One thing’s for sure: Buying a car is a risky business. What’s more, it is an expensive risk should you run into trouble. The RAC therefore emphasises the importance of finding out more than what is mandated by law:

“When buying a secondhand car, it’s important to find out as much as possible about its history. This helps you find what the seller potentially doesn’t want you to know. These checks primarily reveal if there are any hidden discrepancies in the car’s history, such as being written off. Research suggests as many as one in four cars have a hidden history – this could include it being stolen or written off or having outstanding finance (which could cost you dearly).”

The additional checks offered by the RAC and similar organisations combine even more data into a comprehensive report. Included in this report is general, but useful information on the typical breakdown reasons as well as average running costs for your particular make and model. In many cases, this will include financial information, such as any loans taken out on the car and, potentially, still outstanding debt.

How much is enough?

Do you need all of this? We’d say it depends. With a registered dealer, it seems unlikely that the car you’re considering would truly have outstanding debt on it. The V5C includes everything you truly need.

At a private sale, however, you may want to double check things if you you feel there’s a reason to be suspicious.

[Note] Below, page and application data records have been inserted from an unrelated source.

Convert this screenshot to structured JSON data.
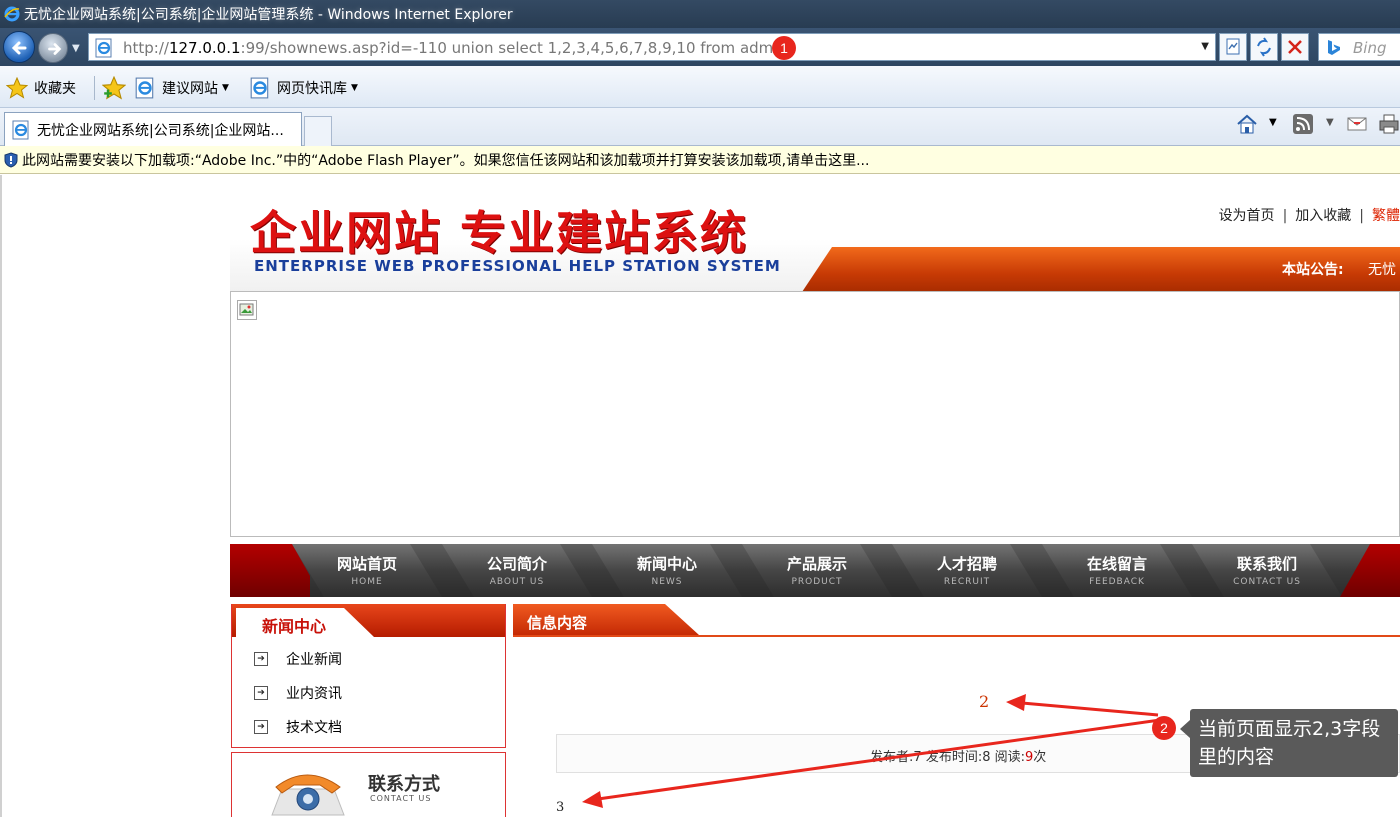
{
  "window": {
    "title": "无忧企业网站系统|公司系统|企业网站管理系统 - Windows Internet Explorer"
  },
  "address_bar": {
    "url_host_prefix": "http://",
    "url_host": "127.0.0.1",
    "url_rest": ":99/shownews.asp?id=-110 union select 1,2,3,4,5,6,7,8,9,10 from admin",
    "search_placeholder": "Bing"
  },
  "favorites_bar": {
    "favorites_label": "收藏夹",
    "suggested_sites": "建议网站",
    "web_slice_gallery": "网页快讯库"
  },
  "tabs": [
    {
      "label": "无忧企业网站系统|公司系统|企业网站..."
    }
  ],
  "info_bar": {
    "message": "此网站需要安装以下加载项:“Adobe Inc.”中的“Adobe Flash Player”。如果您信任该网站和该加载项并打算安装该加载项,请单击这里..."
  },
  "site": {
    "logo_cn": "企业网站 专业建站系统",
    "logo_en": "ENTERPRISE WEB PROFESSIONAL HELP STATION SYSTEM",
    "top_links": [
      "设为首页",
      "加入收藏",
      "繁體"
    ],
    "notice_label": "本站公告:",
    "notice_text": "无忧",
    "nav": [
      {
        "cn": "网站首页",
        "en": "HOME"
      },
      {
        "cn": "公司简介",
        "en": "ABOUT US"
      },
      {
        "cn": "新闻中心",
        "en": "NEWS"
      },
      {
        "cn": "产品展示",
        "en": "PRODUCT"
      },
      {
        "cn": "人才招聘",
        "en": "RECRUIT"
      },
      {
        "cn": "在线留言",
        "en": "FEEDBACK"
      },
      {
        "cn": "联系我们",
        "en": "CONTACT US"
      }
    ],
    "sidebar": {
      "title": "新闻中心",
      "items": [
        "企业新闻",
        "业内资讯",
        "技术文档"
      ],
      "contact_title": "联系方式",
      "contact_en": "CONTACT US"
    },
    "article": {
      "section_title": "信息内容",
      "title_value": "2",
      "meta_publisher_label": "发布者:",
      "meta_publisher": "7",
      "meta_time_label": "发布时间:",
      "meta_time": "8",
      "meta_reads_label": "阅读:",
      "meta_reads": "9",
      "meta_reads_unit": "次",
      "content_value": "3"
    }
  },
  "annotations": {
    "badge_1": "1",
    "badge_2": "2",
    "callout_text": "当前页面显示2,3字段里的内容",
    "color": "#e8261d"
  }
}
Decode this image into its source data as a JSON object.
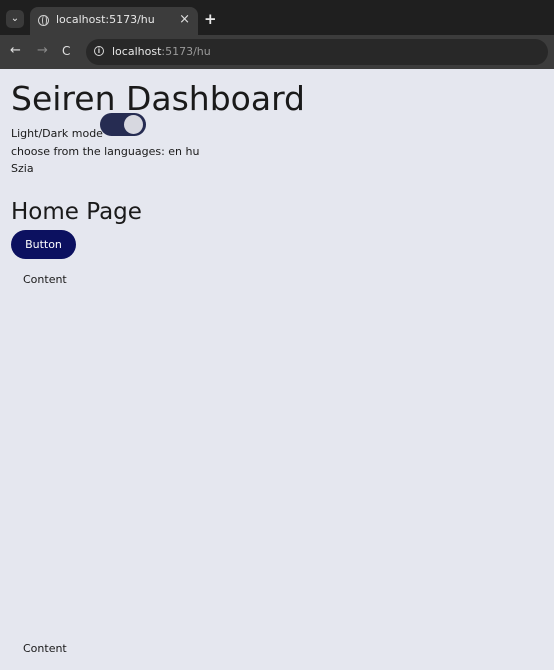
{
  "browser": {
    "tab_title": "localhost:5173/hu",
    "tab_close": "×",
    "new_tab": "+",
    "url_host": "localhost",
    "url_path": ":5173/hu",
    "nav": {
      "back": "←",
      "forward": "→",
      "reload": "C"
    },
    "tab_menu": "⌄",
    "info_glyph": "i"
  },
  "header": {
    "title": "Seiren Dashboard",
    "mode_label": "Light/Dark mode",
    "dark_mode_on": true
  },
  "languages": {
    "prompt": "choose from the languages:",
    "options": [
      "en",
      "hu"
    ]
  },
  "greeting": "Szia",
  "home": {
    "title": "Home Page",
    "button_label": "Button",
    "content_top": "Content",
    "content_bottom": "Content"
  },
  "colors": {
    "background": "#e5e7ef",
    "button": "#0c1160",
    "toggle": "#262c52"
  }
}
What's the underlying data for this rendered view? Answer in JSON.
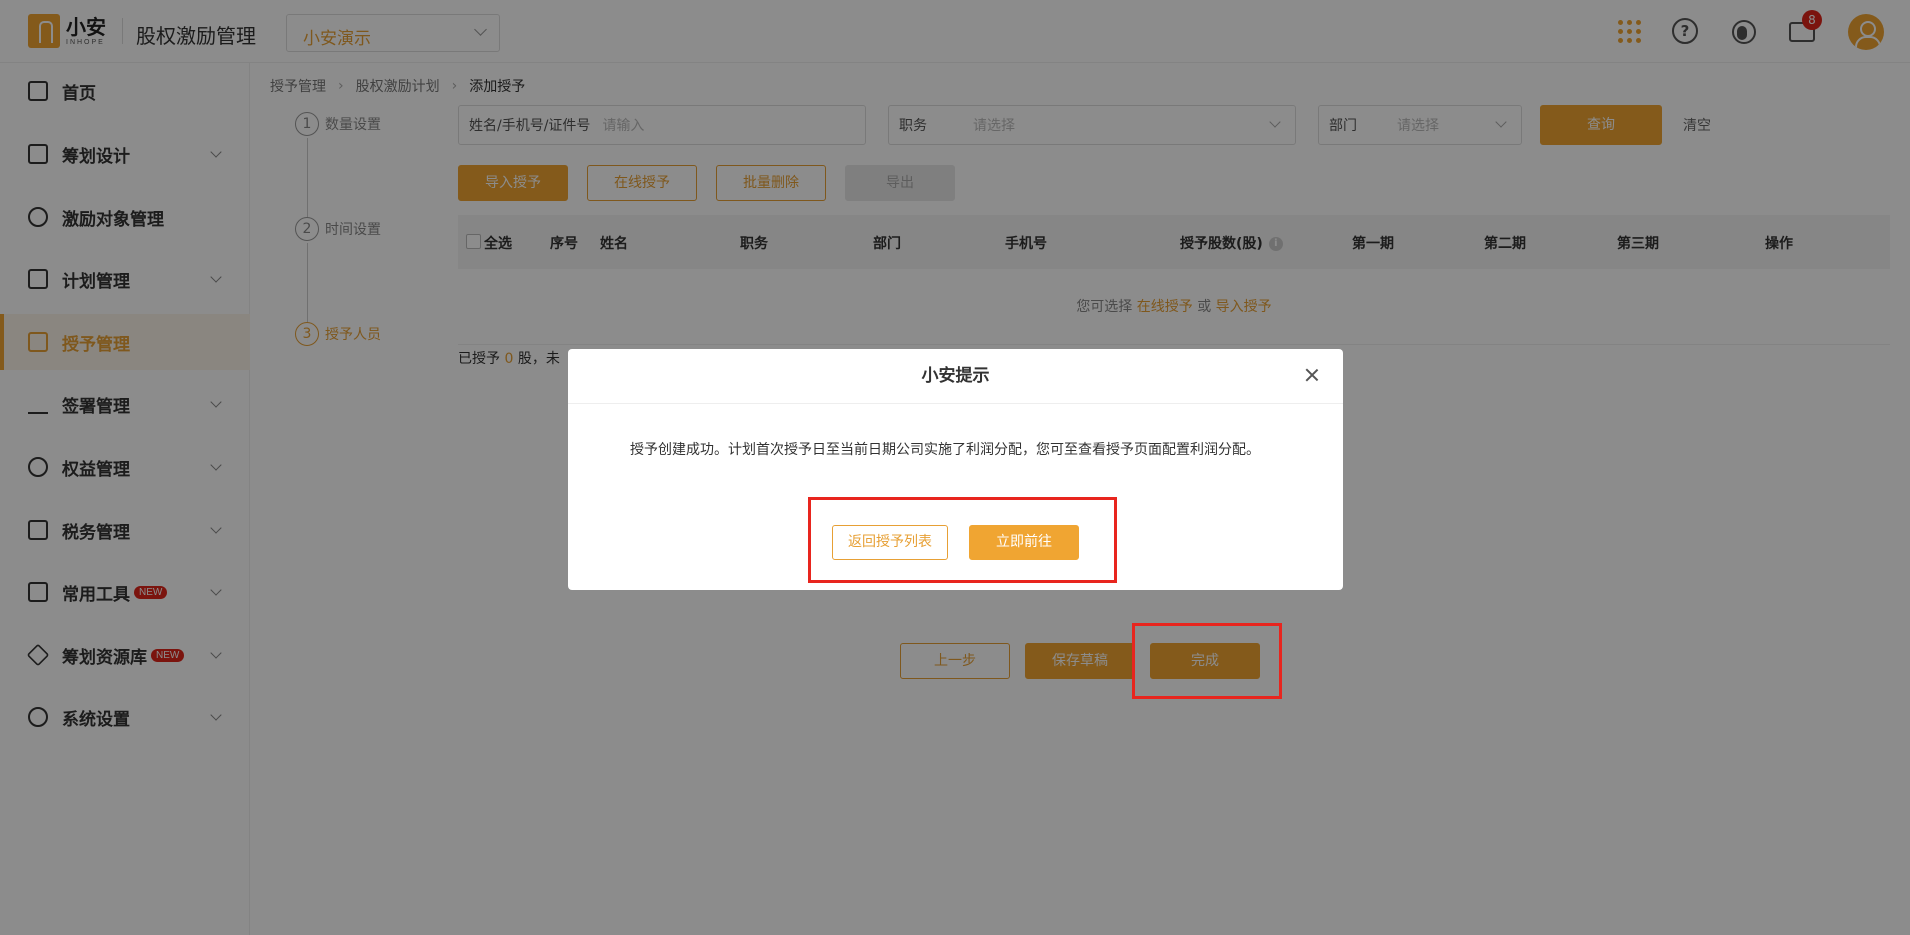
{
  "header": {
    "brand_cn": "小安",
    "brand_en": "INHOPE",
    "app_title": "股权激励管理",
    "company": "小安演示",
    "notification_count": "8",
    "icons": [
      "apps-grid-icon",
      "help-icon",
      "customer-service-icon",
      "message-icon",
      "user-avatar"
    ]
  },
  "sidebar": {
    "items": [
      {
        "label": "首页",
        "icon": "home-icon",
        "has_children": false,
        "active": false,
        "new": false
      },
      {
        "label": "筹划设计",
        "icon": "edit-icon",
        "has_children": true,
        "active": false,
        "new": false
      },
      {
        "label": "激励对象管理",
        "icon": "users-icon",
        "has_children": false,
        "active": false,
        "new": false
      },
      {
        "label": "计划管理",
        "icon": "grid-icon",
        "has_children": true,
        "active": false,
        "new": false
      },
      {
        "label": "授予管理",
        "icon": "document-icon",
        "has_children": false,
        "active": true,
        "new": false
      },
      {
        "label": "签署管理",
        "icon": "sign-icon",
        "has_children": true,
        "active": false,
        "new": false
      },
      {
        "label": "权益管理",
        "icon": "equity-icon",
        "has_children": true,
        "active": false,
        "new": false
      },
      {
        "label": "税务管理",
        "icon": "tax-icon",
        "has_children": true,
        "active": false,
        "new": false
      },
      {
        "label": "常用工具",
        "icon": "toolbox-icon",
        "has_children": true,
        "active": false,
        "new": true
      },
      {
        "label": "筹划资源库",
        "icon": "layers-icon",
        "has_children": true,
        "active": false,
        "new": true
      },
      {
        "label": "系统设置",
        "icon": "settings-icon",
        "has_children": true,
        "active": false,
        "new": false
      }
    ],
    "new_tag": "NEW"
  },
  "breadcrumb": [
    "授予管理",
    "股权激励计划",
    "添加授予"
  ],
  "steps": [
    {
      "num": "1",
      "label": "数量设置"
    },
    {
      "num": "2",
      "label": "时间设置"
    },
    {
      "num": "3",
      "label": "授予人员"
    }
  ],
  "filters": {
    "search_label": "姓名/手机号/证件号",
    "search_placeholder": "请输入",
    "position_label": "职务",
    "position_placeholder": "请选择",
    "dept_label": "部门",
    "dept_placeholder": "请选择",
    "query_button": "查询",
    "clear_link": "清空"
  },
  "actions": {
    "import": "导入授予",
    "online": "在线授予",
    "batch_delete": "批量删除",
    "export": "导出"
  },
  "table": {
    "select_all": "全选",
    "columns": [
      "序号",
      "姓名",
      "职务",
      "部门",
      "手机号",
      "授予股数(股)",
      "第一期",
      "第二期",
      "第三期",
      "操作"
    ],
    "empty_prefix": "您可选择",
    "empty_online": "在线授予",
    "empty_or": "或",
    "empty_import": "导入授予"
  },
  "summary": {
    "prefix": "已授予",
    "count": "0",
    "suffix": "股，未"
  },
  "footer_buttons": {
    "prev": "上一步",
    "save_draft": "保存草稿",
    "finish": "完成"
  },
  "modal": {
    "title": "小安提示",
    "message": "授予创建成功。计划首次授予日至当前日期公司实施了利润分配，您可至查看授予页面配置利润分配。",
    "back_button": "返回授予列表",
    "go_button": "立即前往"
  }
}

Generally speaking, however, if the keeper of the car matches the name on the document and if you’re buying the car at the registered address, this alone should give you some safety. Offering you more safety is one reason why the DVLA car check was introduced. That’s great news. Just don’t let it turn into an obsession.